That makes sense, considering the 3090 was a showcase VRAM card, perfect as an entry-level option for high-end video editing or something to attach to an 8K display. If you don’t fall into one of those camps, rest assured that the 3080 Ti is a better option for overspending GPU spending, especially if your system is tuned for rev games with 4K resolutions and solid frame rates with very few compromises. Meanwhile, if “only 12GB GDDR6X VRAM” is a phrase you might say out loud with a tear falling from your video processing tear duct, the RTX 3080 Ti probably won’t appeal to you.
Identical construction, with one notable difference
Last year’s RTX 3080 is definitely not chopped liver. if you find eachthing priced between 3080 and 3090 near MSRP and eager to fill your favorite 4K display with as many pixels as possible, buy first and ask questions about model number later. Depending on your ideal use case, you might want to add AMD’s RX 6800XT to that list of ideal high-end GPUs, as it still has significant wins in our battery of tests. But the newer 3080 Ti is doing compete remarkably well with every high-end option mentioned in this section (especially if the price is a completely arbitrary concept to you; in this market, unfortunately, it probably is).
I received the Nvidia-produced “Founders Edition” of the 3080 Ti, and the physical case and fan look identical to the 3080, down to the dual fan assembly and “blowing through” cooling process.

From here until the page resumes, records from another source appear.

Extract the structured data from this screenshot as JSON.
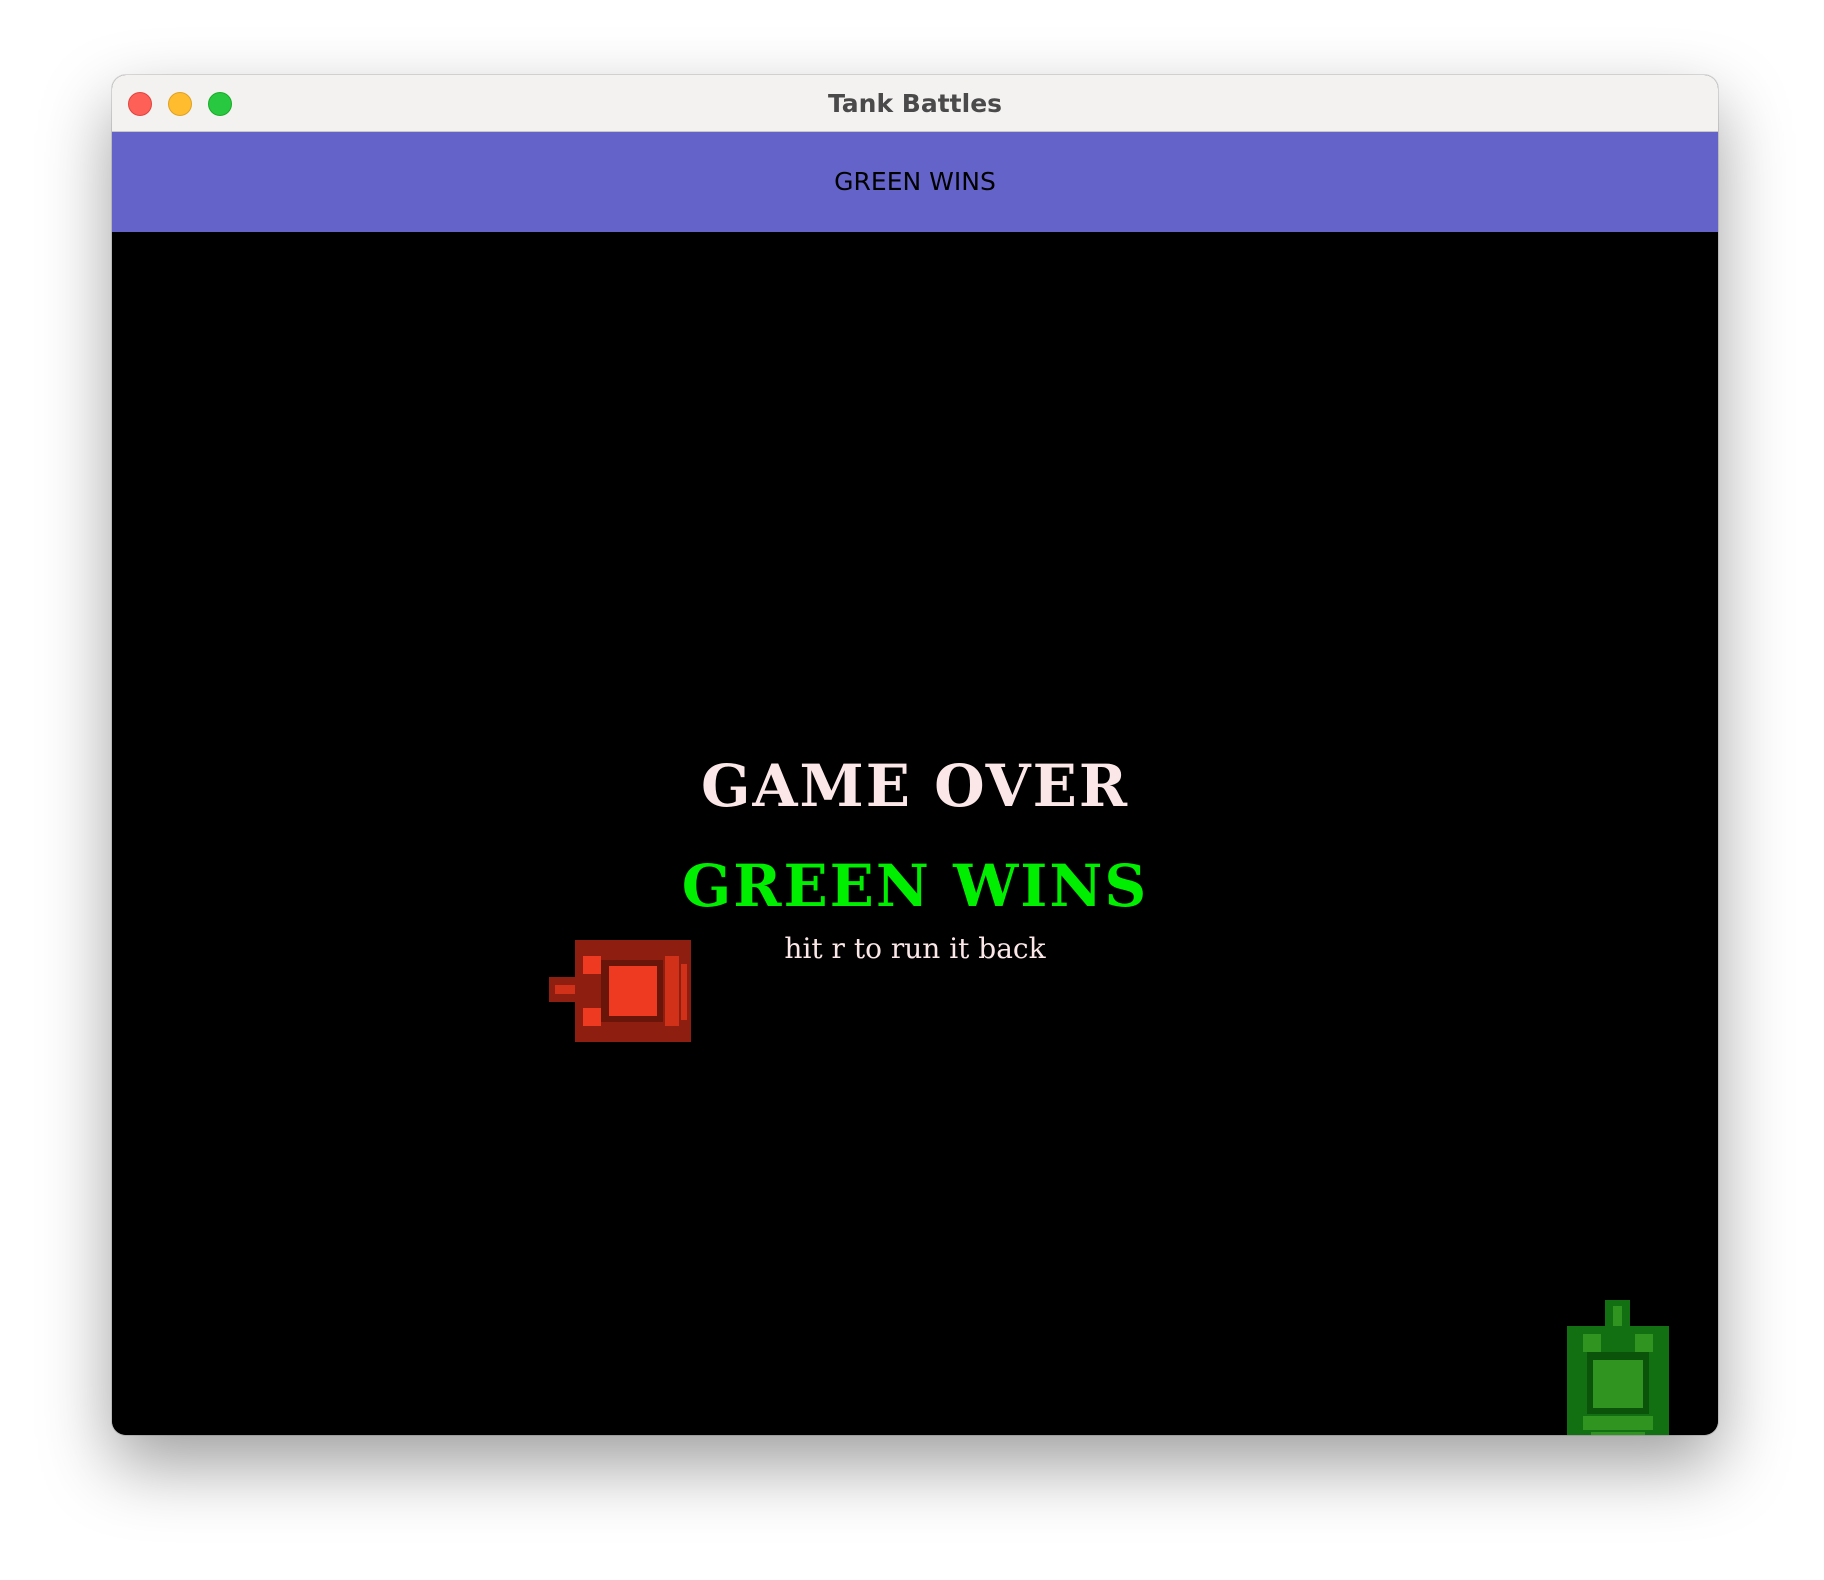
{
  "window": {
    "title": "Tank Battles"
  },
  "status_bar": {
    "text": "GREEN WINS"
  },
  "game": {
    "game_over_text": "GAME OVER",
    "winner_text": "GREEN WINS",
    "hint_text": "hit r to run it back",
    "colors": {
      "background": "#000000",
      "status_bar": "#6363c9",
      "game_over": "#fbe7e7",
      "winner": "#00ee00",
      "red_tank_body": "#8e1f10",
      "red_tank_core": "#ee3a20",
      "green_tank_body": "#127012",
      "green_tank_core": "#2f9420"
    },
    "tanks": [
      {
        "name": "red",
        "facing": "left"
      },
      {
        "name": "green",
        "facing": "up"
      }
    ]
  }
}
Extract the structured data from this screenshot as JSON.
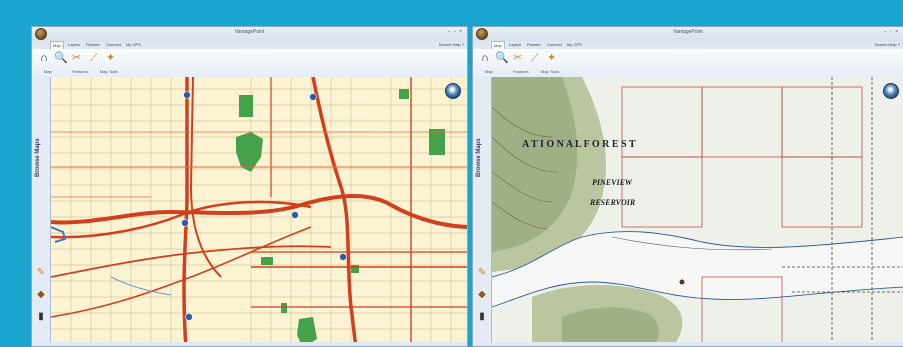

But one thing is definitely different this time: the sound.
I’ve tested every RTX 3000 Series Founders Edition so far and most have done a great job balancing heat, airflow and fan speed to perform efficiently and gently. These things rarely push their fans to their limits. But the physical structure of the 3080 Ti houses a more densely packed board of chips, with typical power consumption jumping from 320 W to 350 W. That means it’s gone down a decibel to keep this GPU performing and running cool.
To clarify, the 3080 Ti’s decibel level doesn’t exceed its non-Ti sibling. Rather, the 3080 Ti’s gains come at the expense of the greater chance its fans will accelerate at standard tunings, caused by what appears to be an 81°C threshold.
Average profit over 3080: 10-12%
For this review, my benchmark tests compare the 3080 Ti to two of its closest neighbors: the 3080 and AMD’s RX 6800XT (List price: $649). I enlisted Ars’ Senior Technology Editor Lee Hutchinson to chip in a few GPU-specific tests of the RTX 3090 FE, but they were on a different rig. As such, those RTX 3090 FE results only show up in selective testing.
All the weaker cards in my tables were tested on the same rig, which has an Intel i7-8700K CPU overclocked to 4.6GHz, 32GB DDR4-3000 RAM, an 850W power supply, and SSD storage. These tests have been done in older reviews of older drivers, so their counts come with a slight margin of error.
The easy part of the review is confirmation that the 3080 Ti outperforms the 3080 across the board. In rare cases, gains above 3080 are mild, with Gears 5 4K performance looks nearly identical between the two cards, and lower gains when resolutions drop from 4K to 1440p (as would be expected in less CPU-throttling scenarios). But usually the gains are approaching 10-12 percent.
Plus, the 3080 Ti’s powerful stats don’t come at the expense of frame rate volatility. I’ve followed most benchmarks with MSI Afterburner’s “one percent lowest” framerate count, and this time-consuming double-check answers a crucial question: whether the reported framerate average is associated with hidden peaks in frame time. As the stats above show, this card is holding up. (My test rig’s CPU is getting a little long in the tooth, so your one percent stats with one of these GPUs might actually look better than mine.)